◆ TASK ◆
Each line below that carries the string "screenshot" must appear in the answer.

Top of RECORDS FOR THE TASK

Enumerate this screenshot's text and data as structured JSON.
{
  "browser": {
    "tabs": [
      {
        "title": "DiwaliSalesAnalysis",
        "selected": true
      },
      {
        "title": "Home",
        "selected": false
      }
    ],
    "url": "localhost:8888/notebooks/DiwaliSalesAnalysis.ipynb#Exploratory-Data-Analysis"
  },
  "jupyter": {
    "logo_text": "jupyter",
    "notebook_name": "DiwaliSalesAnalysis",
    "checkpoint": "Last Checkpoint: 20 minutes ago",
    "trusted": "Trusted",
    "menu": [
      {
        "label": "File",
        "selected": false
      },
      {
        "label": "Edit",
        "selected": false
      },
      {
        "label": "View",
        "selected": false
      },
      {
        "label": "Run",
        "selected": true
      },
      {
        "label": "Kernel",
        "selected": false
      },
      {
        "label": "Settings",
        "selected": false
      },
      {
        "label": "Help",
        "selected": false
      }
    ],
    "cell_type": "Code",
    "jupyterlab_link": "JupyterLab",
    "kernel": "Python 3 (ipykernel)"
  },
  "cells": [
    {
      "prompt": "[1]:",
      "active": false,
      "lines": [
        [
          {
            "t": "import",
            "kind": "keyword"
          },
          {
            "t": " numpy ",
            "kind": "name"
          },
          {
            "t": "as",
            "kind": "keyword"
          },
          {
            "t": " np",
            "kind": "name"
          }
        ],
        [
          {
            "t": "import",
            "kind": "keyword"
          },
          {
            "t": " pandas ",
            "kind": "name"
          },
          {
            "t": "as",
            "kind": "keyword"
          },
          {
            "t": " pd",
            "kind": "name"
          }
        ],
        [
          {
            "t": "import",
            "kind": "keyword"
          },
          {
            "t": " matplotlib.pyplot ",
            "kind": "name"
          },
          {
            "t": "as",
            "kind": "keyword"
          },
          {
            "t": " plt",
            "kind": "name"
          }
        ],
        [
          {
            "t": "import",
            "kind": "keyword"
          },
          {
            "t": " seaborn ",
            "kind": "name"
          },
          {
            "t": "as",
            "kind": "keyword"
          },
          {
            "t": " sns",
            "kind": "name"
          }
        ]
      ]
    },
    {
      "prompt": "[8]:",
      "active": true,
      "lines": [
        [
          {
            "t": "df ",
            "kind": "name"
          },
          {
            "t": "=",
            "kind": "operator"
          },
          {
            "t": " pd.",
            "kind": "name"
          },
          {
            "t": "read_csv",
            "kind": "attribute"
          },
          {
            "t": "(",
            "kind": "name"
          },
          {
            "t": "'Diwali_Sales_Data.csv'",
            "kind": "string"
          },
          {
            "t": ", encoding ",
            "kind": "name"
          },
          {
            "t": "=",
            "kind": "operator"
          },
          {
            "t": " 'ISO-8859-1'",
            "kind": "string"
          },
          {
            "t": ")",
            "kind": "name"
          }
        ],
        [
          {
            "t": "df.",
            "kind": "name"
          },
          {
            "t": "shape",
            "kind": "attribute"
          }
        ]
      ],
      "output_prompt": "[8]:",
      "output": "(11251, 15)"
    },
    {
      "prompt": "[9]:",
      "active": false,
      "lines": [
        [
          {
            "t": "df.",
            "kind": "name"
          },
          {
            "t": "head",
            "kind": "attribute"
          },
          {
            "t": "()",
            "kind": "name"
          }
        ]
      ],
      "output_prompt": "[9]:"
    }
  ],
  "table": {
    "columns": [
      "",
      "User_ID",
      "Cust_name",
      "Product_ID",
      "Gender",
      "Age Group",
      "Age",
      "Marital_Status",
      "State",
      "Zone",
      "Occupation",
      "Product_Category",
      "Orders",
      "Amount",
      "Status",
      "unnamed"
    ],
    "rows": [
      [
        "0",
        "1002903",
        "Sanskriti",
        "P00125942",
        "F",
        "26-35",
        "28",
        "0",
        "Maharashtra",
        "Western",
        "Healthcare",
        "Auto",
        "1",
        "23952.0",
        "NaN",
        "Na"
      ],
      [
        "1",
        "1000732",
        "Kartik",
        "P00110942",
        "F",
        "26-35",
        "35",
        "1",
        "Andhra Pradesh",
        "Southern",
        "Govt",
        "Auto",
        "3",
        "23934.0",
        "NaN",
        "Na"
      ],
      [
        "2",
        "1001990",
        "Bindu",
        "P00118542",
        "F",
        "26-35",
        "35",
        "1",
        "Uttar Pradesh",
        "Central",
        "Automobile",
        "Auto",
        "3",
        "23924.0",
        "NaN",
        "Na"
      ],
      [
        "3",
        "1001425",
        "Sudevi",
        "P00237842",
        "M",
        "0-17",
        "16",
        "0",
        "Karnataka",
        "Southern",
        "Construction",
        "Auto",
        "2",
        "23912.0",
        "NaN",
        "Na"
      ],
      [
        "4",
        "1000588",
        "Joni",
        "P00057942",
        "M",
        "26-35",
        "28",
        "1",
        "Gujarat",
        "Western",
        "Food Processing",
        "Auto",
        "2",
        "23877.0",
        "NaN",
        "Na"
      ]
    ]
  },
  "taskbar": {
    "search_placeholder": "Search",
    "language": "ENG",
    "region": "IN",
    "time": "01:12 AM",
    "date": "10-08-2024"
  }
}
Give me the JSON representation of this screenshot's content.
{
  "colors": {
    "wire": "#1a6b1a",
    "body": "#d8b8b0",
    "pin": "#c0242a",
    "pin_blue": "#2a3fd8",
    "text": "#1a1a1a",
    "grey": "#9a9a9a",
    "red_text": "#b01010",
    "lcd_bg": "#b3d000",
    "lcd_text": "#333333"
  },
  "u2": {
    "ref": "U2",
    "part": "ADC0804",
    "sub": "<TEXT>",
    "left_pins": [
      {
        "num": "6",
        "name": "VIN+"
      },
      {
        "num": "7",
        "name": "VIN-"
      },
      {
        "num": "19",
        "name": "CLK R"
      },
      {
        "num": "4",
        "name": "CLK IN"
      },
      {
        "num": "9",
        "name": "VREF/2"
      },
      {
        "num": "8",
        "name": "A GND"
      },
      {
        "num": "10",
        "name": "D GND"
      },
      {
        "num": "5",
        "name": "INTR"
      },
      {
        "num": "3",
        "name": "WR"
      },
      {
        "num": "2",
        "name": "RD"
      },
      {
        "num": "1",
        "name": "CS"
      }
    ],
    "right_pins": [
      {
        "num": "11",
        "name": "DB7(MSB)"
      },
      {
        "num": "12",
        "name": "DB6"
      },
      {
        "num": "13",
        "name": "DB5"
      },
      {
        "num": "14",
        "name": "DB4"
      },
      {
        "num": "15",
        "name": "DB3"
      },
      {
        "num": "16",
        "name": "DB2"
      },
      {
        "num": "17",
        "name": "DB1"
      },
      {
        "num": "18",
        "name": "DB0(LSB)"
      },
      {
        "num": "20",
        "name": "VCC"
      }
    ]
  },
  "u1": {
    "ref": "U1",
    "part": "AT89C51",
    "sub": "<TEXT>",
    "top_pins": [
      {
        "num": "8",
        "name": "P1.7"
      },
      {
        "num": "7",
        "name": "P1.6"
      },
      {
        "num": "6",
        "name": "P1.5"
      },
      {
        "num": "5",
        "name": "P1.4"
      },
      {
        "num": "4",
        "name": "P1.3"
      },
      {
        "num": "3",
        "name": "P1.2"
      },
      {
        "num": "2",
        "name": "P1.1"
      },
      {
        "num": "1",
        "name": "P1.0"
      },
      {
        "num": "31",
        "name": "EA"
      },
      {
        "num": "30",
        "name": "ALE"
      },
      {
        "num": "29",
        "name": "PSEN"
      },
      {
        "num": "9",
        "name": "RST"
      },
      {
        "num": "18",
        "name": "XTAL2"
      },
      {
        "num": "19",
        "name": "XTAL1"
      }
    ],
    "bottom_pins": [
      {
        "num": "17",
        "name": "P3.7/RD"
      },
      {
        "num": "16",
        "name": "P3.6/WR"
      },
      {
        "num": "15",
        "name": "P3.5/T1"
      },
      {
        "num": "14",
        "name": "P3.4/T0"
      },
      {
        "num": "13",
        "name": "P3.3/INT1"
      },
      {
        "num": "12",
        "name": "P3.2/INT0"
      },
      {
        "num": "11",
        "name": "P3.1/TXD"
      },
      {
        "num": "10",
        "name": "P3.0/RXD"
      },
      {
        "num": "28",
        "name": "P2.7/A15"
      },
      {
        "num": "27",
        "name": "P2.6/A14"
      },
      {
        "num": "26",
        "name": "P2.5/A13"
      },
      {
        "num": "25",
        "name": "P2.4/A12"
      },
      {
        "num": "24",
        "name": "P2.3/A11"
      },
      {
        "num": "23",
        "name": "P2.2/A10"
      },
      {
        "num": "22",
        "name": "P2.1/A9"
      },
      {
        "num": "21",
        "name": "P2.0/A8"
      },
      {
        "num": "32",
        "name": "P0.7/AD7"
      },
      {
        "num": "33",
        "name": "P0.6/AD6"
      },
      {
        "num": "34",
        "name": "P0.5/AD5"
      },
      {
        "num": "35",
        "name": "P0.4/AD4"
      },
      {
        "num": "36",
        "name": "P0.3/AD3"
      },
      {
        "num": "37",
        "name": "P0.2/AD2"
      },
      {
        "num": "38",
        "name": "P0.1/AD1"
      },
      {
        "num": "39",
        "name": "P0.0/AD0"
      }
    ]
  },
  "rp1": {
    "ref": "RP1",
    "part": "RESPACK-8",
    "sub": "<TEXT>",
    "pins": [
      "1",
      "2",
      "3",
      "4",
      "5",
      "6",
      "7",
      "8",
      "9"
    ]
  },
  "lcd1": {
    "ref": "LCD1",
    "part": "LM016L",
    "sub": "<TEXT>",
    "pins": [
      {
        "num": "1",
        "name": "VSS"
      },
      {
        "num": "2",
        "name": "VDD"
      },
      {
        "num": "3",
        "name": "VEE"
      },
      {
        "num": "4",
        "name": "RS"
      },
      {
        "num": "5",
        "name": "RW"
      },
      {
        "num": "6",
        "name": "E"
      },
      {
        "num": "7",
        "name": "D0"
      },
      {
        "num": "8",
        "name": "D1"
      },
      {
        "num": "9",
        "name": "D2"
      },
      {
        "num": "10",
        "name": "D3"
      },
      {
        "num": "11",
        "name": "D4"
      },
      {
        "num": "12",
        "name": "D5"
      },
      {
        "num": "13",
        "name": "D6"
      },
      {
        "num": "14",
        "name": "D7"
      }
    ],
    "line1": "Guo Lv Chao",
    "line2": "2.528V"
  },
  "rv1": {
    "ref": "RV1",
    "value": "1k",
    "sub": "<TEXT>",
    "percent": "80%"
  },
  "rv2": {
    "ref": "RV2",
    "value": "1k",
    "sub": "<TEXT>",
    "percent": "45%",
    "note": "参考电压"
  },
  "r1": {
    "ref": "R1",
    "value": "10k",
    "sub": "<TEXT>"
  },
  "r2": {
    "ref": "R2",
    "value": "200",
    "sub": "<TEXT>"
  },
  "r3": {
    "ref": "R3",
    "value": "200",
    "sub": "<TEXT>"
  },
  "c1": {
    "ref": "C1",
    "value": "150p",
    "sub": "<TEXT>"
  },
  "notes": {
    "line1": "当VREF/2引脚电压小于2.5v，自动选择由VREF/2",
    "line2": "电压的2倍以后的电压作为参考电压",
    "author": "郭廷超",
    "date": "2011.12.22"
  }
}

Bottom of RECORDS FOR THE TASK

◆ YOUR SOLUTION ◆
Enumerate this screenshot's text and data as structured JSON.
Give me the JSON representation of this screenshot's content.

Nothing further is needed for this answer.